Part of the reason why crowdfunding has exploded in popularity is because of how easy it is. Simply find a crowdfunding platform, enter some basic information, click “launch,” and start sharing and collecting funds.
Because they’re so easy to set up, the internet is awash with crowdfunding campaigns. So how can you make your nonprofit’s campaign stand out?
If you take a look through some highly successful crowdfunding campaigns, you can see some patterns of seemingly small details that will guide your campaigns to the top.7 One of the most important elements is the human aspect, whether you communicate that through emotional photos, video interviews with beneficiaries or your fundraising team, or compelling stories written in the description.8
After you’ve gotten donors interested and invested, you can also encourage them to give by showing them how seriously you take your campaign. Post frequent updates and spend time customizing the crowdfunding page with your nonprofit’s branding.
If you show that you can craft a webpage with care, your donors will be more inclined to believe you also attend to your mission — and their confidential contact and payment information — with care.
6. Volunteer program
Nonprofits couldn’t exist without volunteers, that much is for sure. Sometimes, donations can’t do the work of a dedicated supporter willing to put their time into your organization.
But are you using your volunteers as effectively as you could be? Consider these types of volunteering from Double the Donation’s volunteer management guide:9

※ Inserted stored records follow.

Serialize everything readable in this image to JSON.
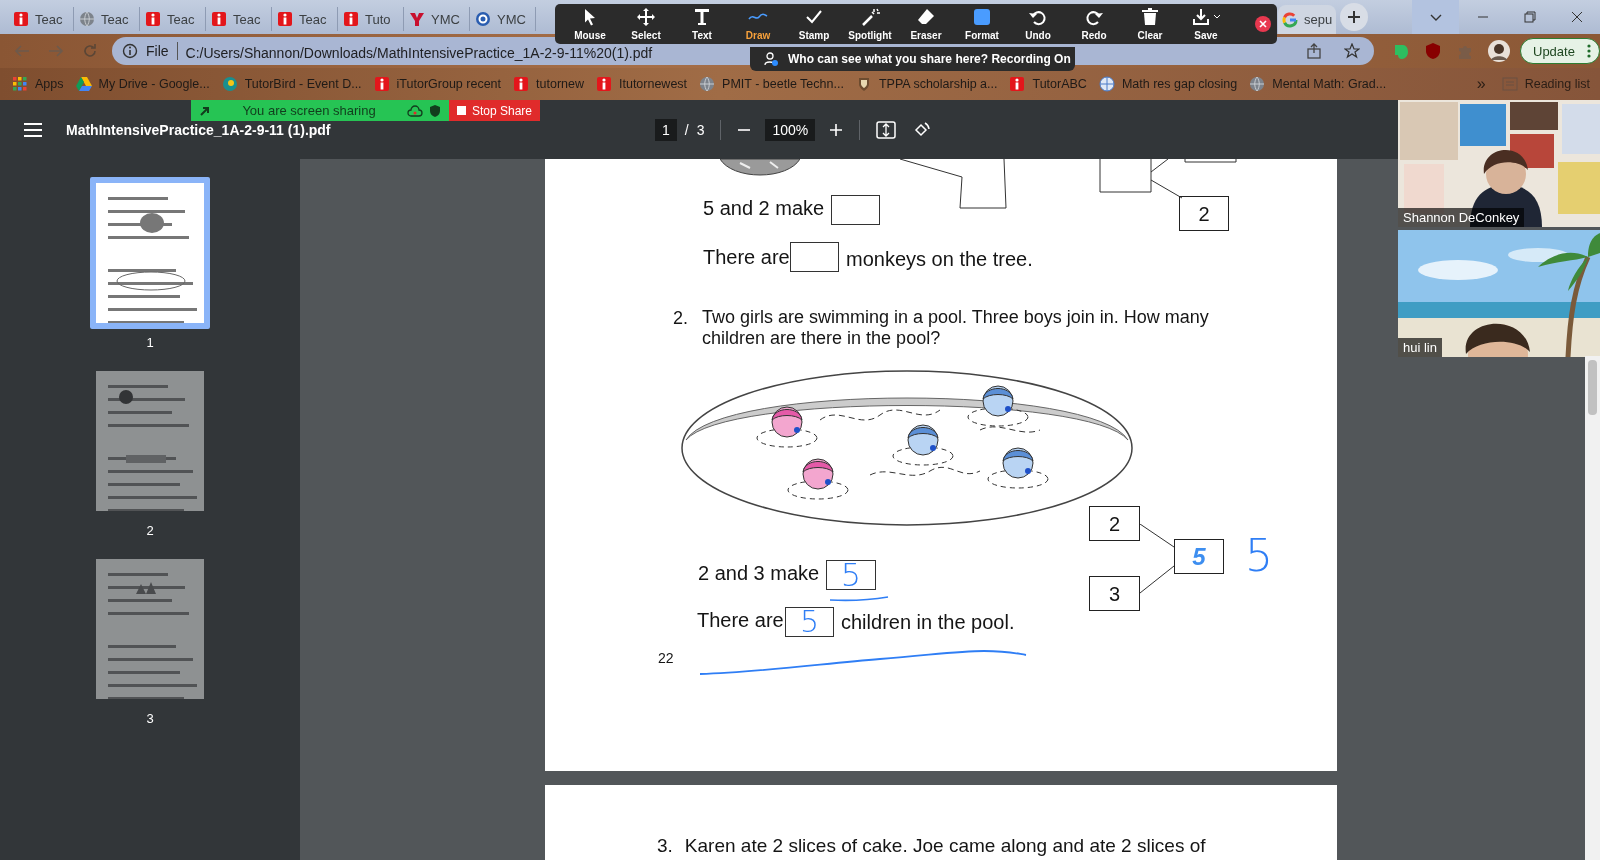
{
  "browser_tabs": [
    {
      "title": "Teac",
      "kind": "red-i",
      "selected": false
    },
    {
      "title": "Teac",
      "kind": "globe",
      "selected": false
    },
    {
      "title": "Teac",
      "kind": "red-i",
      "selected": false
    },
    {
      "title": "Teac",
      "kind": "red-i",
      "selected": false
    },
    {
      "title": "Teac",
      "kind": "red-i",
      "selected": false
    },
    {
      "title": "Tuto",
      "kind": "red-i",
      "selected": false
    },
    {
      "title": "YMC",
      "kind": "red-y",
      "selected": false
    },
    {
      "title": "YMC",
      "kind": "blue-g",
      "selected": false
    }
  ],
  "browser_tabs_right": [
    {
      "title": "sepu",
      "kind": "google",
      "selected": false
    }
  ],
  "address_bar": {
    "scheme": "File",
    "url": "C:/Users/Shannon/Downloads/MathIntensivePractice_1A-2-9-11%20(1).pdf"
  },
  "update_button": "Update",
  "bookmarks": [
    {
      "label": "Apps",
      "kind": "apps"
    },
    {
      "label": "My Drive - Google...",
      "kind": "drive"
    },
    {
      "label": "TutorBird - Event D...",
      "kind": "bird"
    },
    {
      "label": "iTutorGroup recent",
      "kind": "red-i"
    },
    {
      "label": "tutornew",
      "kind": "red-i"
    },
    {
      "label": "Itutornewest",
      "kind": "red-i"
    },
    {
      "label": "PMIT - beetle Techn...",
      "kind": "globe"
    },
    {
      "label": "TPPA scholarship a...",
      "kind": "crest"
    },
    {
      "label": "TutorABC",
      "kind": "red-i"
    },
    {
      "label": "Math res gap closing",
      "kind": "web"
    },
    {
      "label": "Mental Math: Grad...",
      "kind": "globe"
    }
  ],
  "bookmarks_more": "»",
  "reading_list": "Reading list",
  "zoom_toolbar": {
    "tools": [
      {
        "label": "Mouse",
        "kind": "mouse",
        "selected": false
      },
      {
        "label": "Select",
        "kind": "select",
        "selected": false
      },
      {
        "label": "Text",
        "kind": "text",
        "selected": false
      },
      {
        "label": "Draw",
        "kind": "draw",
        "selected": true
      },
      {
        "label": "Stamp",
        "kind": "stamp",
        "selected": false
      },
      {
        "label": "Spotlight",
        "kind": "spotlight",
        "selected": false
      },
      {
        "label": "Eraser",
        "kind": "eraser",
        "selected": false
      },
      {
        "label": "Format",
        "kind": "format",
        "selected": false
      },
      {
        "label": "Undo",
        "kind": "undo",
        "selected": false
      },
      {
        "label": "Redo",
        "kind": "redo",
        "selected": false
      },
      {
        "label": "Clear",
        "kind": "clear",
        "selected": false
      },
      {
        "label": "Save",
        "kind": "save",
        "selected": false
      }
    ]
  },
  "share_notice": "Who can see what you share here? Recording On",
  "share_banner": {
    "status": "You are screen sharing",
    "stop": "Stop Share"
  },
  "pdf_toolbar": {
    "title": "MathIntensivePractice_1A-2-9-11 (1).pdf",
    "page": "1",
    "separator": "/",
    "page_count": "3",
    "zoom": "100%"
  },
  "thumbnails": [
    {
      "label": "1",
      "selected": true
    },
    {
      "label": "2",
      "selected": false
    },
    {
      "label": "3",
      "selected": false
    }
  ],
  "worksheet": {
    "q1": {
      "make": "5 and 2 make",
      "there_are": "There are",
      "tail": "monkeys on the tree.",
      "bond_part": "2"
    },
    "q2": {
      "number": "2.",
      "question": "Two girls are swimming in a pool. Three boys join in. How many children are there in the pool?",
      "make": "2 and 3 make",
      "make_answer": "5",
      "there_are": "There are",
      "count_answer": "5",
      "tail": "children in the pool.",
      "bond_parts": [
        "2",
        "3"
      ],
      "bond_whole": "5",
      "side_note": "5"
    },
    "page_number": "22"
  },
  "next_page": {
    "number": "3.",
    "text": "Karen ate 2 slices of cake. Joe came along and ate 2 slices of"
  },
  "videos": [
    {
      "name": "Shannon DeConkey"
    },
    {
      "name": "hui lin"
    }
  ]
}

- Event volunteering: One-time volunteers show up to help with a special event, whether it’s staffing a fundraising event or participating in an organized team volunteering initiative.
- Skills-based volunteering: Instead of hiring a staff member to help with specialized tasks like accounting, nonprofits can rely on volunteers with specialized knowledge in the area.
- Long-term volunteering: From tutoring to leading other groups of volunteers, long-term volunteers support your mission on a regular basis. Nonprofits usually establish programs with clear guidelines for these types of volunteers.
- Administrative volunteering: Your office needs people to take care of everyday tasks like filing and reception. Administrative volunteers take care of these tasks so your nonprofit staff members don’t have to.
- Volunteer committees: The most common form of a volunteer committee is your nonprofit’s board, but you can form other committees to organize events and plan outreach for campaigns. These committees should also include a member of your nonprofit staff.
- Volunteer advocacy: Volunteer advocates spread the word about your mission and collect donations, whether that means setting up checkout charity donation buckets or posting flyers around their neighborhoods.
- Volunteer grants: Some companies offer to donate to the organizations their employees volunteer at. Usually, it’s on the nonprofit and the volunteers to discover if they are eligible to receive these grants.
This year, make an effort to incorporate a new kind of volunteering.10 But don’t just post the news on your website and be done with it — you can reach out specifically to donors who might be interested in these specific programs.
Rely on your CRM to identify donors who have volunteered before or who have job titles that would indicate the types of skills or amount of time they could bring to your organization.
The new year is all about reflection and progress. So take the time to evaluate which of your fundraising strategies could use an extra behind-the-scenes boost, then implement these strategies to kick off your best year yet!
And don’t forget to check out these additional resources to learn more about the topics we covered in this article: